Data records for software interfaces
################

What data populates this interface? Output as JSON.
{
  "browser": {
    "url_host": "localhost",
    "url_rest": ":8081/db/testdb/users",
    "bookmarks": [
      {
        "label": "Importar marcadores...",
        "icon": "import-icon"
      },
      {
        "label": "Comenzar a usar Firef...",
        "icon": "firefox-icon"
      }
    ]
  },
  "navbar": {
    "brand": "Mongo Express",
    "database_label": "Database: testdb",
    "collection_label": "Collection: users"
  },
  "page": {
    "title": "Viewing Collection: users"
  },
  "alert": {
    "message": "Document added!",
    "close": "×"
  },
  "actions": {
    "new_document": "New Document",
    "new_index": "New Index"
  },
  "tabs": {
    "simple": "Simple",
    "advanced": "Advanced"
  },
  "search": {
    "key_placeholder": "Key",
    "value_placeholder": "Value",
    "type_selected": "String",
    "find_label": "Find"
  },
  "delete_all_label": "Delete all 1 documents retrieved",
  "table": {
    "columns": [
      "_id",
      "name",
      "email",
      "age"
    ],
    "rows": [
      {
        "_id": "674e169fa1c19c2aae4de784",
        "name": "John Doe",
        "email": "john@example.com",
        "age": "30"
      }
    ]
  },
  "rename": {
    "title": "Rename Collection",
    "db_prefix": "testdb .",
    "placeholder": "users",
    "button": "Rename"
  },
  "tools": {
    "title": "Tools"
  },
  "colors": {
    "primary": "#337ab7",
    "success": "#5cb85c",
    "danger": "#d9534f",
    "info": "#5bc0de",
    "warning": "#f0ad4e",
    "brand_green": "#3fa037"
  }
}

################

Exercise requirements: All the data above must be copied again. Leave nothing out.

Your solution:
What data populates this interface? Output as JSON.
{
  "browser": {
    "url_host": "localhost",
    "url_rest": ":8081/db/testdb/users",
    "bookmarks": [
      {
        "label": "Importar marcadores...",
        "icon": "import-icon"
      },
      {
        "label": "Comenzar a usar Firef...",
        "icon": "firefox-icon"
      }
    ]
  },
  "navbar": {
    "brand": "Mongo Express",
    "database_label": "Database: testdb",
    "collection_label": "Collection: users"
  },
  "page": {
    "title": "Viewing Collection: users"
  },
  "alert": {
    "message": "Document added!",
    "close": "×"
  },
  "actions": {
    "new_document": "New Document",
    "new_index": "New Index"
  },
  "tabs": {
    "simple": "Simple",
    "advanced": "Advanced"
  },
  "search": {
    "key_placeholder": "Key",
    "value_placeholder": "Value",
    "type_selected": "String",
    "find_label": "Find"
  },
  "delete_all_label": "Delete all 1 documents retrieved",
  "table": {
    "columns": [
      "_id",
      "name",
      "email",
      "age"
    ],
    "rows": [
      {
        "_id": "674e169fa1c19c2aae4de784",
        "name": "John Doe",
        "email": "john@example.com",
        "age": "30"
      }
    ]
  },
  "rename": {
    "title": "Rename Collection",
    "db_prefix": "testdb .",
    "placeholder": "users",
    "button": "Rename"
  },
  "tools": {
    "title": "Tools"
  },
  "colors": {
    "primary": "#337ab7",
    "success": "#5cb85c",
    "danger": "#d9534f",
    "info": "#5bc0de",
    "warning": "#f0ad4e",
    "brand_green": "#3fa037"
  }
}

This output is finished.